*TASK TO COMPLETE:* Determine how many lines in the material hold the string "bookinfo", then reply with that number only.

*SUPPLIED MATERIAL:*
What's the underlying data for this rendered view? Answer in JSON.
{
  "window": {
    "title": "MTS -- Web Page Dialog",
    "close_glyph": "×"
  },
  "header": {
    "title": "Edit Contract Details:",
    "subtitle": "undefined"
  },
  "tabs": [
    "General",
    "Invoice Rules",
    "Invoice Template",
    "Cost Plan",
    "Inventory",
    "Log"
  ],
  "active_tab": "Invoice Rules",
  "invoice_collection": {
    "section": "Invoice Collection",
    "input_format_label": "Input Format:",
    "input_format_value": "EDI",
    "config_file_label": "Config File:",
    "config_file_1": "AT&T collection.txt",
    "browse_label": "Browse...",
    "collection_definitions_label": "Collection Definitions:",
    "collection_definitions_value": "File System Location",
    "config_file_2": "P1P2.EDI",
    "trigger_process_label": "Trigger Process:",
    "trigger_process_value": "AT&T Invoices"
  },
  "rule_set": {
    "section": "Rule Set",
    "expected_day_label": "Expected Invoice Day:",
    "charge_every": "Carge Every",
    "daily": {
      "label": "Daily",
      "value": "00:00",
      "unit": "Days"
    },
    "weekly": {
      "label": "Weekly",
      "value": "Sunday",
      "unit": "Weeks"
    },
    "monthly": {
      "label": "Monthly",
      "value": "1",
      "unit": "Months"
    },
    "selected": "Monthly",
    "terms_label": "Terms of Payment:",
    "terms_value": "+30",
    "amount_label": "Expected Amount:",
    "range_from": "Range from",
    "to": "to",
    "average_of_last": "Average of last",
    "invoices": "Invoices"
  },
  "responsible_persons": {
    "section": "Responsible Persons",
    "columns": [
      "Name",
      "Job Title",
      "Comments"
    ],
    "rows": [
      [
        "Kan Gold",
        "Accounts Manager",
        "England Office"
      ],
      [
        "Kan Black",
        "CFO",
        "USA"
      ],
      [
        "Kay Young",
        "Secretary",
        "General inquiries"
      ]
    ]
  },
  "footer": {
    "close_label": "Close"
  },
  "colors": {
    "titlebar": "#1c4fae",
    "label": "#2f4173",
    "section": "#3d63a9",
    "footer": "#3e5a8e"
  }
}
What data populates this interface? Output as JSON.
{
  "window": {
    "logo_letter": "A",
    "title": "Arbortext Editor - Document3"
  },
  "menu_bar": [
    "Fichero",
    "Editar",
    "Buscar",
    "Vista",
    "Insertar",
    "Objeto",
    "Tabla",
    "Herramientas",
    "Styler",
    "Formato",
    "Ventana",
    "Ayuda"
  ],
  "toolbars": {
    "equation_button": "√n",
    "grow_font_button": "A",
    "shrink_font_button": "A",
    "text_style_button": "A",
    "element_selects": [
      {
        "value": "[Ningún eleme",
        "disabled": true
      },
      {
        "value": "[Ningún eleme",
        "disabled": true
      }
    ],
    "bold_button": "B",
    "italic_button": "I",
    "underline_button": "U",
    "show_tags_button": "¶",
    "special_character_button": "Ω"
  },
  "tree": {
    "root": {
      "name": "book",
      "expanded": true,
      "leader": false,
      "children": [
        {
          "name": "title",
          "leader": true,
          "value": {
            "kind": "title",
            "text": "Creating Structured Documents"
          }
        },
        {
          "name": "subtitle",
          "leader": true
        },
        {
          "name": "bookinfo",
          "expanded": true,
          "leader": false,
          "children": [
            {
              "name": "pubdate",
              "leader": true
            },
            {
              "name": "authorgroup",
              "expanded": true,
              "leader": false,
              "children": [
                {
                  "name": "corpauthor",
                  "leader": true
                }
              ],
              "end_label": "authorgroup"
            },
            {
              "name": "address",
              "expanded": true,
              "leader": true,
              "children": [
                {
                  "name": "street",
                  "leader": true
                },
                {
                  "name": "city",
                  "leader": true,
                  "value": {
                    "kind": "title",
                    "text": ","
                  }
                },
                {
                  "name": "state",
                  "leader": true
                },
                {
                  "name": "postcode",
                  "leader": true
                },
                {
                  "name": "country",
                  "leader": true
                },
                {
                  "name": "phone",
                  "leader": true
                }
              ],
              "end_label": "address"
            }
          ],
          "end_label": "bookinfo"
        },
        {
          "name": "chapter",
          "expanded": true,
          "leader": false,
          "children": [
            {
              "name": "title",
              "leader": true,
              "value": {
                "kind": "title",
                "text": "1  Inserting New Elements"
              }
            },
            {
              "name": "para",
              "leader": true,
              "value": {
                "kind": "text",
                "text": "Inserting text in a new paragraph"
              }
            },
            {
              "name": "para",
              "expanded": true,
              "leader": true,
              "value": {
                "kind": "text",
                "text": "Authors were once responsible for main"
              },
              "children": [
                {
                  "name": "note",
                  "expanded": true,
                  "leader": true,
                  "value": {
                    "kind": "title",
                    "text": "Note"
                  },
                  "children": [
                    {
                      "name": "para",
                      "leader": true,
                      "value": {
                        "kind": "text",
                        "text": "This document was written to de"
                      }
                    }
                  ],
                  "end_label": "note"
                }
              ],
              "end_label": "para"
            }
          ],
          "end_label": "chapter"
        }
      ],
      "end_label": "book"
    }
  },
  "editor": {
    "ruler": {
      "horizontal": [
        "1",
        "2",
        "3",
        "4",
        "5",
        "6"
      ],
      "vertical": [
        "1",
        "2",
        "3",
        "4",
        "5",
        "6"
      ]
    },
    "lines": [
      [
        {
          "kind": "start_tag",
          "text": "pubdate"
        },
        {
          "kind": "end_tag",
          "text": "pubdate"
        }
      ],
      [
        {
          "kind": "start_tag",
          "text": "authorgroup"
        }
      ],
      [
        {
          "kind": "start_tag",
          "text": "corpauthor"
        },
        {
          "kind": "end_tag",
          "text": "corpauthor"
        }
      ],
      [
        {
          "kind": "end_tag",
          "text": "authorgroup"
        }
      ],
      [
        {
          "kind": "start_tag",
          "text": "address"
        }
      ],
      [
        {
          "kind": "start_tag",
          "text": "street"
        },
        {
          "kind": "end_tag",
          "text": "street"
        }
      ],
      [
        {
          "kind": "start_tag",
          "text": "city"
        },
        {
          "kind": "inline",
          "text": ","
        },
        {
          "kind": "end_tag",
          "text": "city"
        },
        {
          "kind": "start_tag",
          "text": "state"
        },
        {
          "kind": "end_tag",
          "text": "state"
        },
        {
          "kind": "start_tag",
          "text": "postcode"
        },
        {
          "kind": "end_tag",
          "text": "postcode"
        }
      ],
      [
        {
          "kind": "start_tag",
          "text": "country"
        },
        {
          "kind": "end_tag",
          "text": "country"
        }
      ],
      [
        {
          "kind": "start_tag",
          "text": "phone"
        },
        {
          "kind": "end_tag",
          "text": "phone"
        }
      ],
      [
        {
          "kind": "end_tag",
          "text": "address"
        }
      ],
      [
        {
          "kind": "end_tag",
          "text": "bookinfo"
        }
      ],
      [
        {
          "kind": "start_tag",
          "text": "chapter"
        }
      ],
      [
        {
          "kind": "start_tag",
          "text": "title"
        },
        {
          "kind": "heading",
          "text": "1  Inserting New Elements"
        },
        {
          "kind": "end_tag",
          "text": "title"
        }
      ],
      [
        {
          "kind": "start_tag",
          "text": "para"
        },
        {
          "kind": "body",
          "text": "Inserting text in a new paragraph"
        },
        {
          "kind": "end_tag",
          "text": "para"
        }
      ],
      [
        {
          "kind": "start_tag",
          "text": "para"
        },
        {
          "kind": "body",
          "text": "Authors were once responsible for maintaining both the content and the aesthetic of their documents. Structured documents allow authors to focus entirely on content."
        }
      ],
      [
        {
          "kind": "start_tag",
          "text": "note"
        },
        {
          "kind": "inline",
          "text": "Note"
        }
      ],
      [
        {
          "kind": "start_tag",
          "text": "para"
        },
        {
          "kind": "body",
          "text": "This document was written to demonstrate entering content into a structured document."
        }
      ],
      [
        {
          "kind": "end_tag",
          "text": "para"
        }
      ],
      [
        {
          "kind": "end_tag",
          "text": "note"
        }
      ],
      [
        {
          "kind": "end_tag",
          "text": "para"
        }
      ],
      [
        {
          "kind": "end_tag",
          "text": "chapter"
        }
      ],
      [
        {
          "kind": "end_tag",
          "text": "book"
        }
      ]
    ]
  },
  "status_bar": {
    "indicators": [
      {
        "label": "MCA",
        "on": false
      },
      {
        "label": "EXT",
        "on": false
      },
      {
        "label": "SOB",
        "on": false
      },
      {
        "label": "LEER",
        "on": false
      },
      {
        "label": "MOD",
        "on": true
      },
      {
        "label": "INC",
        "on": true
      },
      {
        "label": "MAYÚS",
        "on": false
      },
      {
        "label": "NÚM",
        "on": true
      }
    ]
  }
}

*EXERCISE SOLUTION:* 3